Another important thing was to keep a high frame rate in the animations, while loading assets and creating DOM nodes with Vue. Obviously, using the right assets for each device is basic to load the least megabytes possible, but I quickly realized that it was not more important than choosing the moment, the way of loading them, and then the moment of placing them on the website. This was something that I had to bear in mind for all animations but, especially, in the loader. If you have a regular % loader, you really don't care about fps, but since Xavi wanted a branded loader, which contained an animation, it was very important to keep this animation with a good frame rate because, in the end, first impressions are what matters.
At first, I was not following any concrete timelines, above all in mobile, sometimes the frame rate went down a lot so what I did at the end was:
- Create only the loader nodes
- Start the loop animation
- Use regular js image objects extract the base64 of the images and store them in vuex
- Stop the loop animation
- Create all nodes and assign the assets
- Start the initial animation
- Destroy loader nodes
The frame rate improved A LOT. And this is a structure that I tried to reproduce in all animations.
"Don't let perfection be the enemy of good enough"
To conclude I would advise doing something that I, sadly can't usually do. Finish things, and finish in a concrete time, put yourself timescales or something that helps you to finish in a concrete period of time. Otherwise, you will find a better way of doing what you did before and you will never finish.
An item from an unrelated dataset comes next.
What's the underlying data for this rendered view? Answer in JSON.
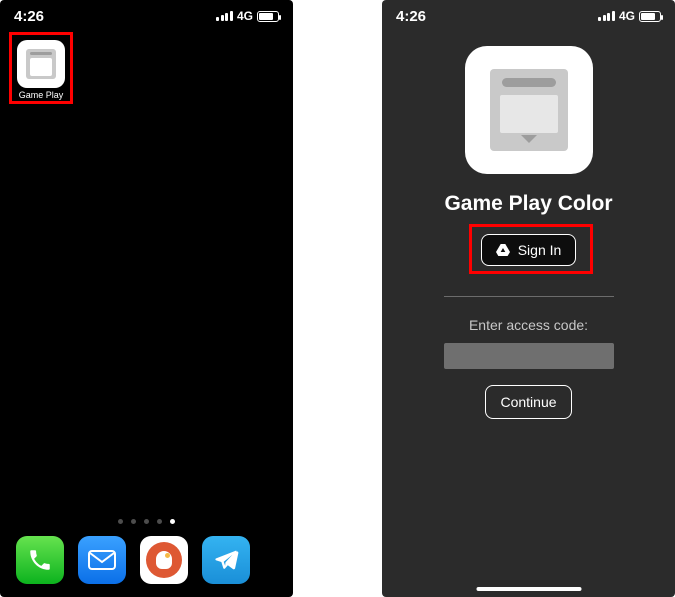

How we work
Digital design and development go hand in hand and need to complement each other. For that reason, our creative process is very open and collaborative, from Christian sharing animation ideas or usability references with Xavi or the other way around.
Equally important it is how seriously we take having a pixel-perfect implementation of the design and consistent animations. To achieve that, we can do rounds and rounds of tickets and Q&A, sharing honest feedback, until we achieve a desired final result. And we can both be very demanding.
"Burundanga Studio understands design and development as a marriage"
Finally, we pay a lot of attention to good internal communication, since we barely ever work from the same room. We mostly use Slack and Trello to stay in touch.
Both of us were employed full-time during the production of the portfolio, so it has been tricky to push the project forward consistently. It all happened in the evenings, weekends, holidays and even lunchtime breaks over the last 1.5 years.
That meant a lot of extra effort to make it happen, but here we are and we are proud of the result and the project feedback so far.
"Self-initiated projects are always worth it"
We would like to thank our girlfriends Eva and Natasha for their patience and our dev friend Miguel Angel Garcia aka @tribadelics for his feedback and advice.
Burundanga Studio is the digital playground of designer Xavier Cusso and developer Christian Macmillan. Currently working on a couple of other self-initiated projects. We are up for collaborations. Eventually, commercial work in the near future.